Where does the string "true" occur in the records below? Copy every line that holds it.

Excerpted records:
·····

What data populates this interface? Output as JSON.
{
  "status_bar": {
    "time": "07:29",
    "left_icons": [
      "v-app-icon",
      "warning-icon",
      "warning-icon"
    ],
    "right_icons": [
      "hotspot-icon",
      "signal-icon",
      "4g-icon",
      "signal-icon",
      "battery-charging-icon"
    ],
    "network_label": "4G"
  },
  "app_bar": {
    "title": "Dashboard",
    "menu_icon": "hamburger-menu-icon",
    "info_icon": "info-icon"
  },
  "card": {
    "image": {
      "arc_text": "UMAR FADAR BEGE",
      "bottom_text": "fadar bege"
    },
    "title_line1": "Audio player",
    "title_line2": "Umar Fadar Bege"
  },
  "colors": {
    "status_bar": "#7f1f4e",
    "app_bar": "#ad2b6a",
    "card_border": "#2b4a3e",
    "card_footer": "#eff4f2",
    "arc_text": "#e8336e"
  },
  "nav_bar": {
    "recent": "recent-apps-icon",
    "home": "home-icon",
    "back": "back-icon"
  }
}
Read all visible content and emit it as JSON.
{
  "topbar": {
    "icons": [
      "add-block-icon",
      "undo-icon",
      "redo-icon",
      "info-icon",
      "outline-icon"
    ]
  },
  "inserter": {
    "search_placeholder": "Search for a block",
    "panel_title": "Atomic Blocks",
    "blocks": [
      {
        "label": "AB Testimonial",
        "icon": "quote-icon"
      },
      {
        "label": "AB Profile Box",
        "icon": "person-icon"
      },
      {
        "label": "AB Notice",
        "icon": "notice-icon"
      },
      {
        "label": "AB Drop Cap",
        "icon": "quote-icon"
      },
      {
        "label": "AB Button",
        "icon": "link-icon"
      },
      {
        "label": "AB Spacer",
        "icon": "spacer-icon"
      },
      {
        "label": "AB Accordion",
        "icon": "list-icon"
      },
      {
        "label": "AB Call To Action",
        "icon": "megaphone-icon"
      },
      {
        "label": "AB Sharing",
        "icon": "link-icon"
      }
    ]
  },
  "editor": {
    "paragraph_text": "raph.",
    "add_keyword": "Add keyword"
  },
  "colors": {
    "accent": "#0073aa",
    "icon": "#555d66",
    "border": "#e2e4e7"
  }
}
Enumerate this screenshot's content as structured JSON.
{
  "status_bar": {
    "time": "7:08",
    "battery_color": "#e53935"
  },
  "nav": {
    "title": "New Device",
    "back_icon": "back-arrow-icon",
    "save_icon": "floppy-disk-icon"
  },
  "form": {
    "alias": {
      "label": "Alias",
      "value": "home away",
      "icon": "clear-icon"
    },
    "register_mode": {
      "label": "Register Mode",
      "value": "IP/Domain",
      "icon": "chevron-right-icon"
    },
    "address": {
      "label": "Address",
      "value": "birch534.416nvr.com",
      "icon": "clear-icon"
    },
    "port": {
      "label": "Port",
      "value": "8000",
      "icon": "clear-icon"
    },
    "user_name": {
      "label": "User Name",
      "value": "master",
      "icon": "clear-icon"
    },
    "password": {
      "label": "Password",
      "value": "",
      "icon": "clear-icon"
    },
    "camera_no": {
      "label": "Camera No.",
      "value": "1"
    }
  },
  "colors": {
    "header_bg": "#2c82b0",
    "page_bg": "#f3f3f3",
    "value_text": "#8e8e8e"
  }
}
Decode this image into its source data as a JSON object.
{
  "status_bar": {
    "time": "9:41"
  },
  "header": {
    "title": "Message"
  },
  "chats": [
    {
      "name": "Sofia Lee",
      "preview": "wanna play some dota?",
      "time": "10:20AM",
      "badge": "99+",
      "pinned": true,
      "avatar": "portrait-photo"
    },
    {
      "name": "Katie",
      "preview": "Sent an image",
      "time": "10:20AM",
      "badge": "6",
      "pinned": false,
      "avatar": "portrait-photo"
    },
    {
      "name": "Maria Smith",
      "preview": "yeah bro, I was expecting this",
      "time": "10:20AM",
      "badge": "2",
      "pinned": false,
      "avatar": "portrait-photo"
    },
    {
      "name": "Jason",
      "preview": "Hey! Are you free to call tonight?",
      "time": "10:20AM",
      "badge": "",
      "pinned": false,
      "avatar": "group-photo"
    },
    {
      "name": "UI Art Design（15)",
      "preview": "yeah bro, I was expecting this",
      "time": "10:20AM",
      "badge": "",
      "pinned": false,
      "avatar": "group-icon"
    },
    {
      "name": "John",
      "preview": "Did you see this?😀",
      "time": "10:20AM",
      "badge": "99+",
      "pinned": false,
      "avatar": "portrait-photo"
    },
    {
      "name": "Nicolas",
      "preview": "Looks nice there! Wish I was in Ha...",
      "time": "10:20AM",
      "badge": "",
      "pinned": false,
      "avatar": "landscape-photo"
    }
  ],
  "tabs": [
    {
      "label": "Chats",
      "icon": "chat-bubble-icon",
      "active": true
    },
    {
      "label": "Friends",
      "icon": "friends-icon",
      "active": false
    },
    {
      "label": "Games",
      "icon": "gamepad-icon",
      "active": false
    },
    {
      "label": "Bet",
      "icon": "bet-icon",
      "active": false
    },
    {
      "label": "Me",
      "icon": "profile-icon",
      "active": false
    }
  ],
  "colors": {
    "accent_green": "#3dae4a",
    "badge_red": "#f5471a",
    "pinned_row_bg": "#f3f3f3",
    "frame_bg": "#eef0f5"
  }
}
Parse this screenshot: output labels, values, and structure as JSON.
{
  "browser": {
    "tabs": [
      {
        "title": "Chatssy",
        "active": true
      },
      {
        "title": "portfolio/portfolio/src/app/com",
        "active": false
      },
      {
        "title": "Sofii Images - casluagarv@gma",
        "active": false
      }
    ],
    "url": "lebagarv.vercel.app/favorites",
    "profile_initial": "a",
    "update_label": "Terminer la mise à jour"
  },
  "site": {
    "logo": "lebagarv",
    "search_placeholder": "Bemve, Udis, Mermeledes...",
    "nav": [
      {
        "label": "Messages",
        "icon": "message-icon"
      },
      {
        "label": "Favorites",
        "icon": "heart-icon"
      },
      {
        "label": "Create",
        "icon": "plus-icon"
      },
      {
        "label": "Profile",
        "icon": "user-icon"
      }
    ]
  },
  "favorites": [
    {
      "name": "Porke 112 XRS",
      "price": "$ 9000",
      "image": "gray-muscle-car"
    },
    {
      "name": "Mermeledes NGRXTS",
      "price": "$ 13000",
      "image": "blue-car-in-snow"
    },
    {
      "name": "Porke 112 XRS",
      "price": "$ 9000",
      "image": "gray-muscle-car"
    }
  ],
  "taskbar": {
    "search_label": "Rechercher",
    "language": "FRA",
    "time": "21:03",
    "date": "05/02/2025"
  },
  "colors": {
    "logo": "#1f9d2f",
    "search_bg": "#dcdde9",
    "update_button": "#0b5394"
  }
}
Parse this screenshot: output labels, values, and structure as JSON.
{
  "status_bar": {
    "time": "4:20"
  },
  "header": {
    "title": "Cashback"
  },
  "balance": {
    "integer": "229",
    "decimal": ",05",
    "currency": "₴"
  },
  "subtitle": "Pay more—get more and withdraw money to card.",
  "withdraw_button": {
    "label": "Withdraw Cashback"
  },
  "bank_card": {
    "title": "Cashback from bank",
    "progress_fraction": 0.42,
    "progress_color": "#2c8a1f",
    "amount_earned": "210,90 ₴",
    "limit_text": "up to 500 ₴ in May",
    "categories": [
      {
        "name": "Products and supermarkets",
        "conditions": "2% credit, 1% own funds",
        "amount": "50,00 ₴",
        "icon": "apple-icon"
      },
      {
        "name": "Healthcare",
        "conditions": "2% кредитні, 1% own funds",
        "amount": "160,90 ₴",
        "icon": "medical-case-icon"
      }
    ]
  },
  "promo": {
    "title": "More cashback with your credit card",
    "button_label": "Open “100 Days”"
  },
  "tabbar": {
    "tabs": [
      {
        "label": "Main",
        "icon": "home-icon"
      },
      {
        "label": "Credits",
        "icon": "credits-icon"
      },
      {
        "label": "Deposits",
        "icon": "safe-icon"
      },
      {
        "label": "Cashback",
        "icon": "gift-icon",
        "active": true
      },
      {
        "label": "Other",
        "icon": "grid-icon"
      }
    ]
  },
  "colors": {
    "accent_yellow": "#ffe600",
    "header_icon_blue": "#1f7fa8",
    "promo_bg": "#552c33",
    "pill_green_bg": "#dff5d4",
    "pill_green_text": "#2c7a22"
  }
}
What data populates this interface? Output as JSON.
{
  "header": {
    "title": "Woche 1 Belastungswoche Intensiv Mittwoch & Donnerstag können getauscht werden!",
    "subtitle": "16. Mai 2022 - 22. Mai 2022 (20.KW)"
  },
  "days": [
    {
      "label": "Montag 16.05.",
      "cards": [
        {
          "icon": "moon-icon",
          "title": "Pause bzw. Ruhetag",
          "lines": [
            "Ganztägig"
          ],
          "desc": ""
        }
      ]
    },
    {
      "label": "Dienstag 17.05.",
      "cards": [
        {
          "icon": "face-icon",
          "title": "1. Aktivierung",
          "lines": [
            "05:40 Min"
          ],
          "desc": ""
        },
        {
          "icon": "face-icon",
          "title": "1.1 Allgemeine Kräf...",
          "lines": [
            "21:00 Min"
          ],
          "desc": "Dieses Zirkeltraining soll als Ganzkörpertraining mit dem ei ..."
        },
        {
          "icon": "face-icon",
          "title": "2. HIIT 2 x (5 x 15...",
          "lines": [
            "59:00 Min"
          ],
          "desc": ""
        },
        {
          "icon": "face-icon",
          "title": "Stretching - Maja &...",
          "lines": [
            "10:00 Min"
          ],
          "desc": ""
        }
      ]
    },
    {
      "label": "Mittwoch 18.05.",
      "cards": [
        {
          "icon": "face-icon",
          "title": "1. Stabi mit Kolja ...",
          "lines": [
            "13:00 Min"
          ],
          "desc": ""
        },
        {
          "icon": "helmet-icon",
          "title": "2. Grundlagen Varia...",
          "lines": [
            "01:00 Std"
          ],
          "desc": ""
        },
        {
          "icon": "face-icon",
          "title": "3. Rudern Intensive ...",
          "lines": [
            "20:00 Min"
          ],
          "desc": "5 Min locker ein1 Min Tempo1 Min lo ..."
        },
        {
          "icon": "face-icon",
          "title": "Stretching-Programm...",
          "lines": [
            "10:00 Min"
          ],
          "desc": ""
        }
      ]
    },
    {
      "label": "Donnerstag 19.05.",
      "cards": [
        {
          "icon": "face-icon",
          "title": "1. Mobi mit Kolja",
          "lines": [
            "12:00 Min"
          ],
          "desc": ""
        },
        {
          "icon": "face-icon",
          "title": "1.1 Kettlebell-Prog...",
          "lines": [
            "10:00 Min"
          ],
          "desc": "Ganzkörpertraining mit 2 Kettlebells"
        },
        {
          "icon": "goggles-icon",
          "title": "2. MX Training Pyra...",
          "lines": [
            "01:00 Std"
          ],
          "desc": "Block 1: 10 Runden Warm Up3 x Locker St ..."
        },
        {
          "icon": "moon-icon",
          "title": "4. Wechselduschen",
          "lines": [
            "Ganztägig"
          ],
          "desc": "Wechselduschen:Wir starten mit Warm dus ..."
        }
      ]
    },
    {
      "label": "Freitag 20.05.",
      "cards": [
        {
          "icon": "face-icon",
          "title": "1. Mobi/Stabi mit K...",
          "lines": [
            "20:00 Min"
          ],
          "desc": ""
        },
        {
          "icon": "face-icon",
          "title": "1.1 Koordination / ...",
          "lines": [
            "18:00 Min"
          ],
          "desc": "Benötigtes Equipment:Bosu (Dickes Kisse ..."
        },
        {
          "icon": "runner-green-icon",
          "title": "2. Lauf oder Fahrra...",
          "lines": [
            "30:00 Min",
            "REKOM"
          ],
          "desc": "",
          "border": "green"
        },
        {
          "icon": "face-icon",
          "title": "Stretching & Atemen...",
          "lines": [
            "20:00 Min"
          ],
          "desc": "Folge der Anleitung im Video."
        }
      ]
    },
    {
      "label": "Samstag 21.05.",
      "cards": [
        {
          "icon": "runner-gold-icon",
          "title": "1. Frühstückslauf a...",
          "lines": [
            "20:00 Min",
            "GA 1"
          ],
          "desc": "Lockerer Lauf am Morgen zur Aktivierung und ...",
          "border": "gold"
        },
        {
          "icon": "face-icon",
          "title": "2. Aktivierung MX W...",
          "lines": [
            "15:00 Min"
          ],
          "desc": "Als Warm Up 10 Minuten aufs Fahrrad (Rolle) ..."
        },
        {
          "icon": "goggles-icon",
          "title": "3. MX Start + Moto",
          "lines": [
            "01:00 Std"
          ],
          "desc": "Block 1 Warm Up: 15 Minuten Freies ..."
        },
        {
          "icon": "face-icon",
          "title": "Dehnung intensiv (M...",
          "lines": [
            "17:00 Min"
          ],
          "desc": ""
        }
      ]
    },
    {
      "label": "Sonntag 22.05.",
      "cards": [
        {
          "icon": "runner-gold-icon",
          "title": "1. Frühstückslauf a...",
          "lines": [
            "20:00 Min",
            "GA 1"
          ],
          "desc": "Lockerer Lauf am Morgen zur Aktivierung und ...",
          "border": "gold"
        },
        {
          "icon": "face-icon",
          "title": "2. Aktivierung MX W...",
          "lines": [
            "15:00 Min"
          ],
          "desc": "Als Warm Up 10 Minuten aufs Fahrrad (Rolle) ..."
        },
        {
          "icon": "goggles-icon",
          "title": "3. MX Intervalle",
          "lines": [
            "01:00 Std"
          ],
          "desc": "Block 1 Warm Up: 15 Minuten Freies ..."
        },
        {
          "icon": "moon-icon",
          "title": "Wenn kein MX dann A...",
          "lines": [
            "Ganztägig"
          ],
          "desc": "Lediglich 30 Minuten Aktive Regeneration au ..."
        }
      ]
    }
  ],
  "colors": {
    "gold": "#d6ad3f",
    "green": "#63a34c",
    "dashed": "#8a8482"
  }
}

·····

Your response:
      "pinned": true,
      "active": true
        "active": true
        "active": true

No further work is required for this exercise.